What you need to do:
Find the count of lines in the material below that include the word "Gonçalo". State nothing but that number.

Available data:

□ □ □ □ □

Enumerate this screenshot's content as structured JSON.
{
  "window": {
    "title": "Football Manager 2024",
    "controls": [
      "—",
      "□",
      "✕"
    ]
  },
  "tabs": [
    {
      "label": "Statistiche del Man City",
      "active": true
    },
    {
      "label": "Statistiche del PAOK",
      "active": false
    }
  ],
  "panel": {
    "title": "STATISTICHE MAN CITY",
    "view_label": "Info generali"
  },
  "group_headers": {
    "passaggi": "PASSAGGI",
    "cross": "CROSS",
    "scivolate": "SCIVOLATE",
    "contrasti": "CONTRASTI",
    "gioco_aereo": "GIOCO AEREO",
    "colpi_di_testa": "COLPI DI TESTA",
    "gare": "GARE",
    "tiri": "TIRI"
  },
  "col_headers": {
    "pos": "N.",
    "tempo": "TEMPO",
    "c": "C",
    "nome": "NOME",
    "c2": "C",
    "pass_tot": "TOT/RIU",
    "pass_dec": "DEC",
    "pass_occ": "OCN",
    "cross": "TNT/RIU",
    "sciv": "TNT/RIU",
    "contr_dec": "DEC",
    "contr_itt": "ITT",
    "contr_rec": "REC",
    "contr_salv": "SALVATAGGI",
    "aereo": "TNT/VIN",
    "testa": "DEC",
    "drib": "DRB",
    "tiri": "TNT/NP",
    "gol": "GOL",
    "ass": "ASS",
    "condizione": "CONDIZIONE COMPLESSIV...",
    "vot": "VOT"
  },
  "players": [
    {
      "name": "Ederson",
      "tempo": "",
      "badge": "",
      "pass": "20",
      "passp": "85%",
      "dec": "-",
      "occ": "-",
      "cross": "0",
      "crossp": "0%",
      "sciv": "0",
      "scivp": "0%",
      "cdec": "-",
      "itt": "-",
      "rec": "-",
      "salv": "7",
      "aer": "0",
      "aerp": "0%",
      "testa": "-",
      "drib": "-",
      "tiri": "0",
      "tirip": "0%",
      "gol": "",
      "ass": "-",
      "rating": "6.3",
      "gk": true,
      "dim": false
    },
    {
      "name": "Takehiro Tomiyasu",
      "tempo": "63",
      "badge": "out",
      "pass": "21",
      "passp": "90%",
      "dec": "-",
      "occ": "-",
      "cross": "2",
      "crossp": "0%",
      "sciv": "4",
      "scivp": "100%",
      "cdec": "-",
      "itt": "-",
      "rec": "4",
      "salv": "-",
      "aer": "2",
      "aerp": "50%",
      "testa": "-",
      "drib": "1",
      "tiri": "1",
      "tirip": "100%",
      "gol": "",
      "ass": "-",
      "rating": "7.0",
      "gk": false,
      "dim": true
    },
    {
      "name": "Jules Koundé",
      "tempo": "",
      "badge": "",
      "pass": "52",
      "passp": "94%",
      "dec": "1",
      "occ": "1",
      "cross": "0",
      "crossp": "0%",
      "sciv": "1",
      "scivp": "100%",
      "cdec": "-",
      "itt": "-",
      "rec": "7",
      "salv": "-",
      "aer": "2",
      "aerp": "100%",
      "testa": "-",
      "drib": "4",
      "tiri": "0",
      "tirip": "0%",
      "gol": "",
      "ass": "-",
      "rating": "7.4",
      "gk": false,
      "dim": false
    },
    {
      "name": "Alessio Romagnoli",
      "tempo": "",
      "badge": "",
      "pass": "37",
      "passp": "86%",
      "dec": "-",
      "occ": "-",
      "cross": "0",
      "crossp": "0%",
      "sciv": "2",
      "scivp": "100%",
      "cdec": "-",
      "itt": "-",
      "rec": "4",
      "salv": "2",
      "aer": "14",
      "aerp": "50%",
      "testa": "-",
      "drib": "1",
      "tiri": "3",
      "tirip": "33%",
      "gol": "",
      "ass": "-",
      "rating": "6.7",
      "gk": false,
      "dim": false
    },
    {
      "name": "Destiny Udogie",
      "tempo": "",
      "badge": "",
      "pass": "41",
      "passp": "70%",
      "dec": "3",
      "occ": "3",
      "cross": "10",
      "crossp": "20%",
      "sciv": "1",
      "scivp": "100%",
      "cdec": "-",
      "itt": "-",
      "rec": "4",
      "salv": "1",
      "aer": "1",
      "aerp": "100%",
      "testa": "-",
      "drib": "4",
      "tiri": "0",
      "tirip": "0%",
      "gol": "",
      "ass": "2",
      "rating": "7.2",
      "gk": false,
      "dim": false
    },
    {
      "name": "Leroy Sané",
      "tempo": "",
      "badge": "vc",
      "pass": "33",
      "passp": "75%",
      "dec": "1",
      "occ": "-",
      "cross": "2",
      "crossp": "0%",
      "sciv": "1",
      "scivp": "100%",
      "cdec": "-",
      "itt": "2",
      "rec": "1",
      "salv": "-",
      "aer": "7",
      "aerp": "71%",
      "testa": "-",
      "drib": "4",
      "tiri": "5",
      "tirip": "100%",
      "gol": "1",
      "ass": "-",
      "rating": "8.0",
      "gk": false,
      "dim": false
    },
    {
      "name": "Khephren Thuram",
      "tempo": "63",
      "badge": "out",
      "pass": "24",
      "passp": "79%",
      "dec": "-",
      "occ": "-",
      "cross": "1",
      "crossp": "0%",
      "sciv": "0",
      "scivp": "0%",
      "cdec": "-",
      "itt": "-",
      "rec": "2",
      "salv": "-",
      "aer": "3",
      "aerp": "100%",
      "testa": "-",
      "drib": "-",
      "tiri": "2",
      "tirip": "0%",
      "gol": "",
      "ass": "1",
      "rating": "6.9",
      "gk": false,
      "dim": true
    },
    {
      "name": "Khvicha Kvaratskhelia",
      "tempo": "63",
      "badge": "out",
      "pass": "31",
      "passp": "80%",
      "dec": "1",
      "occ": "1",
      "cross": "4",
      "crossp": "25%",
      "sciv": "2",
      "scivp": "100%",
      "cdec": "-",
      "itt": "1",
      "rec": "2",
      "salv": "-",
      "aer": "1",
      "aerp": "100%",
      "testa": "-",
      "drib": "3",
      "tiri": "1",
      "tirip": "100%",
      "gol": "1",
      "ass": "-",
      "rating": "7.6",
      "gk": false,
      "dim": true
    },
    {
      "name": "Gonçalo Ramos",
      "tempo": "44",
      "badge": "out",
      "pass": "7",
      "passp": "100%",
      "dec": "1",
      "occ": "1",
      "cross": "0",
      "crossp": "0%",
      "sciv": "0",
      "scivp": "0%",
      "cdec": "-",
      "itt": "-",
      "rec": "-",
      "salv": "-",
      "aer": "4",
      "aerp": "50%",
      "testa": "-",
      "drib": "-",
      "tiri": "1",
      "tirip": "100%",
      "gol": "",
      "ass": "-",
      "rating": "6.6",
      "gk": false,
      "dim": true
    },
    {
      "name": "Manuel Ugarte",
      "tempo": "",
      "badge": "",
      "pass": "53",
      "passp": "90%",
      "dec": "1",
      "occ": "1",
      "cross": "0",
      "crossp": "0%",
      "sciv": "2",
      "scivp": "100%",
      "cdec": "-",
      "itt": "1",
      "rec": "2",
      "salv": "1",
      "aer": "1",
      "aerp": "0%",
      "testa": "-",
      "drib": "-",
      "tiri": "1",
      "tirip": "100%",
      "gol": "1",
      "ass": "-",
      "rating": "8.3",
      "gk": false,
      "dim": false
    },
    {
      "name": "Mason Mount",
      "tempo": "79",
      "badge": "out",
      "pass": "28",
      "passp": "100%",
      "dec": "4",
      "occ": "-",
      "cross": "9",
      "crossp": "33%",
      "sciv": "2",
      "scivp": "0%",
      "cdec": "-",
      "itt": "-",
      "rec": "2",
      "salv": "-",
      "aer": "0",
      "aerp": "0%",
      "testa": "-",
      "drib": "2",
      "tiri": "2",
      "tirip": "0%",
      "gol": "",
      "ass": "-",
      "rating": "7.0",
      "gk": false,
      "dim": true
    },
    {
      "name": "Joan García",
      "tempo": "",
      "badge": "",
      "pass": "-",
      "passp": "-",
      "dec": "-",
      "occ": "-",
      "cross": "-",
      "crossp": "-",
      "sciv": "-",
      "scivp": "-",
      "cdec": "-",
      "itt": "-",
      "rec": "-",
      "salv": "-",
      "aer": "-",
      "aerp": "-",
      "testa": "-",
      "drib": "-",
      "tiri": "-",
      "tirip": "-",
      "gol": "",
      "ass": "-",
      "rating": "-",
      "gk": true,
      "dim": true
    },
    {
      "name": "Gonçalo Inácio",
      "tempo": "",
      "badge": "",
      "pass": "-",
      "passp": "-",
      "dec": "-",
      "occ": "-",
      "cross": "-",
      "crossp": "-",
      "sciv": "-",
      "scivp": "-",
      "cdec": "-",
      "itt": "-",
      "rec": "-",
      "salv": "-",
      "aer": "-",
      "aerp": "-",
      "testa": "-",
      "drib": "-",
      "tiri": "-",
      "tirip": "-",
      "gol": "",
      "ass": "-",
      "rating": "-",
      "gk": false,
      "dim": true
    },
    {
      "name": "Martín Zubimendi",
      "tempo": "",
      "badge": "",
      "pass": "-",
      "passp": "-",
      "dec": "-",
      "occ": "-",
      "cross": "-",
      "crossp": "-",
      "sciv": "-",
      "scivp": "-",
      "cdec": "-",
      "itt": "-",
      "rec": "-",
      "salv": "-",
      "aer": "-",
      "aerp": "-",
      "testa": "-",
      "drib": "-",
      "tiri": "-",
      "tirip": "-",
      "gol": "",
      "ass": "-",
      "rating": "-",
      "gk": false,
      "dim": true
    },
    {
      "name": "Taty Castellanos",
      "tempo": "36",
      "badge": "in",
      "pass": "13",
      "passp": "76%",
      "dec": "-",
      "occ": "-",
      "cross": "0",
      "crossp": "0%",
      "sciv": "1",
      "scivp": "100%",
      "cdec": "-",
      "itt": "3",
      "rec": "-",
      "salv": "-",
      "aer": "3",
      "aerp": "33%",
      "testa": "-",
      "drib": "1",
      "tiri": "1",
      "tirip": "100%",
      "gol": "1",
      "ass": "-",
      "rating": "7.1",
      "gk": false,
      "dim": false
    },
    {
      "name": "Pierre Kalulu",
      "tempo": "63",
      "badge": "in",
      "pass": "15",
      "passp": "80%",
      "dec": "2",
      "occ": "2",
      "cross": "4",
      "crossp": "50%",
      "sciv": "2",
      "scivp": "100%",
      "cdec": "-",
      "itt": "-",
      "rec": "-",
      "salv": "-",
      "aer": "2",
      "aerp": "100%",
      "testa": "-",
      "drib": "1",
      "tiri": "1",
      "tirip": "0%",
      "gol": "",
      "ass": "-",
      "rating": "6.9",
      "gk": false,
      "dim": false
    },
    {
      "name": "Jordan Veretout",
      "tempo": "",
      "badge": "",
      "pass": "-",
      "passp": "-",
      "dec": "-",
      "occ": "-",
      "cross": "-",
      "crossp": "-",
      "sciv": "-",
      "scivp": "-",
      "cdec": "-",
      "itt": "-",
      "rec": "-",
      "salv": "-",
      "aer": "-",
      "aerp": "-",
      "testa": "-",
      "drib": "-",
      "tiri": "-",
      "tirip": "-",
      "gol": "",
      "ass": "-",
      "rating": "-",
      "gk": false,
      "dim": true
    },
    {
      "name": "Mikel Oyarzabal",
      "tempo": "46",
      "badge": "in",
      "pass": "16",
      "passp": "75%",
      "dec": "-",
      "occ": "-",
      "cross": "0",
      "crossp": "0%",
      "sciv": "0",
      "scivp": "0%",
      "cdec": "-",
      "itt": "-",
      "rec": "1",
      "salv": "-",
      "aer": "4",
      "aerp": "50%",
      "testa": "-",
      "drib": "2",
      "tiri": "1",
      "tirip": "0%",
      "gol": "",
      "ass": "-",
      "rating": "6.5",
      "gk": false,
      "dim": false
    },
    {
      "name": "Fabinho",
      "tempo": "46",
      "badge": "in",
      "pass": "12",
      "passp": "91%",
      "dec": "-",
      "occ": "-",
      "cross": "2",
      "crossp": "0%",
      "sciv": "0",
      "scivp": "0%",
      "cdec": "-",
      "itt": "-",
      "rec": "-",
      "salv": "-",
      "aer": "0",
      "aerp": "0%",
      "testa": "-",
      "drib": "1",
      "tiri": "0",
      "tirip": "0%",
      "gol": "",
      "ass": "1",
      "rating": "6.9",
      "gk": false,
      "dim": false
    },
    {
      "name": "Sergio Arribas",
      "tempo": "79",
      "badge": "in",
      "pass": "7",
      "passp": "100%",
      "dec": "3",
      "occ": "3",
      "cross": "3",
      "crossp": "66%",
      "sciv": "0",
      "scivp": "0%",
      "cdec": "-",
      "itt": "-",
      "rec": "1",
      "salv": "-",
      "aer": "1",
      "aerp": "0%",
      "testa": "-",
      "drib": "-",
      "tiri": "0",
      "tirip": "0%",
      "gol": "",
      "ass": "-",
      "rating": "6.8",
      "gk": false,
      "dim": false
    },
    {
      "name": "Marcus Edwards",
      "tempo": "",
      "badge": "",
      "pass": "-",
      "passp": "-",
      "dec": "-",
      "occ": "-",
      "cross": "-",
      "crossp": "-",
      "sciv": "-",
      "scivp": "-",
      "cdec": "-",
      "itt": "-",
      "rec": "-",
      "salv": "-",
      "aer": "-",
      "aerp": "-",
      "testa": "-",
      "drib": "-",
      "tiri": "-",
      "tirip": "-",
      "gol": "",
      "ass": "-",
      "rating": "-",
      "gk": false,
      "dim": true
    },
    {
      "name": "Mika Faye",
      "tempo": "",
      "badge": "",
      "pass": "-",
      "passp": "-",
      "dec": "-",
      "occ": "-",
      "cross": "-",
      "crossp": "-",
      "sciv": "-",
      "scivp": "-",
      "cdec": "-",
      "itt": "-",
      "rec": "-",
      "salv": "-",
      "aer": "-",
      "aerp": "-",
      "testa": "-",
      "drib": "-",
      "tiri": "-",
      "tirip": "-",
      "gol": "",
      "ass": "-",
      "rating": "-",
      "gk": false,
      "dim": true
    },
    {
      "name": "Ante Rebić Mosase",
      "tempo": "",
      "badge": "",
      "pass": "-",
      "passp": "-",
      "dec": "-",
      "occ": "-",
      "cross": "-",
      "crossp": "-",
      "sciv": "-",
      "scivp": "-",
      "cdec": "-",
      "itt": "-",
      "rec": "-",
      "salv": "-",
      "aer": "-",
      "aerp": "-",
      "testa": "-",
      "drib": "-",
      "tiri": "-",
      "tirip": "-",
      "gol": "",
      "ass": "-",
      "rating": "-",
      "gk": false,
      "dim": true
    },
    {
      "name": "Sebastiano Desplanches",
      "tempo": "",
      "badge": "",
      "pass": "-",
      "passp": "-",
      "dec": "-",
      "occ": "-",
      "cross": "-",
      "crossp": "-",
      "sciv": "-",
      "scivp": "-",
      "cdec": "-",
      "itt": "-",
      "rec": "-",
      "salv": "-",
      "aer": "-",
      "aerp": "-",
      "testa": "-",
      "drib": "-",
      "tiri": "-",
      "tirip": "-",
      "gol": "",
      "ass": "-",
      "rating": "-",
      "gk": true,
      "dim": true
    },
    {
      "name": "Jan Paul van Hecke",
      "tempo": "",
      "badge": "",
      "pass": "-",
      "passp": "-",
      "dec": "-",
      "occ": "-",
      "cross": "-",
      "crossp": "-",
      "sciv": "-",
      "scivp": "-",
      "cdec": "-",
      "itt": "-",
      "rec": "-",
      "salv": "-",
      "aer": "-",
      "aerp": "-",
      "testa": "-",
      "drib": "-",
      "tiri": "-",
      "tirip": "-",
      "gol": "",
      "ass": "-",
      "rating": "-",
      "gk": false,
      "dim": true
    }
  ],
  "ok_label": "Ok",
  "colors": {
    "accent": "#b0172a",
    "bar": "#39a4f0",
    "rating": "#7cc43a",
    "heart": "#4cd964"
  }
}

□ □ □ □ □

Solution:
2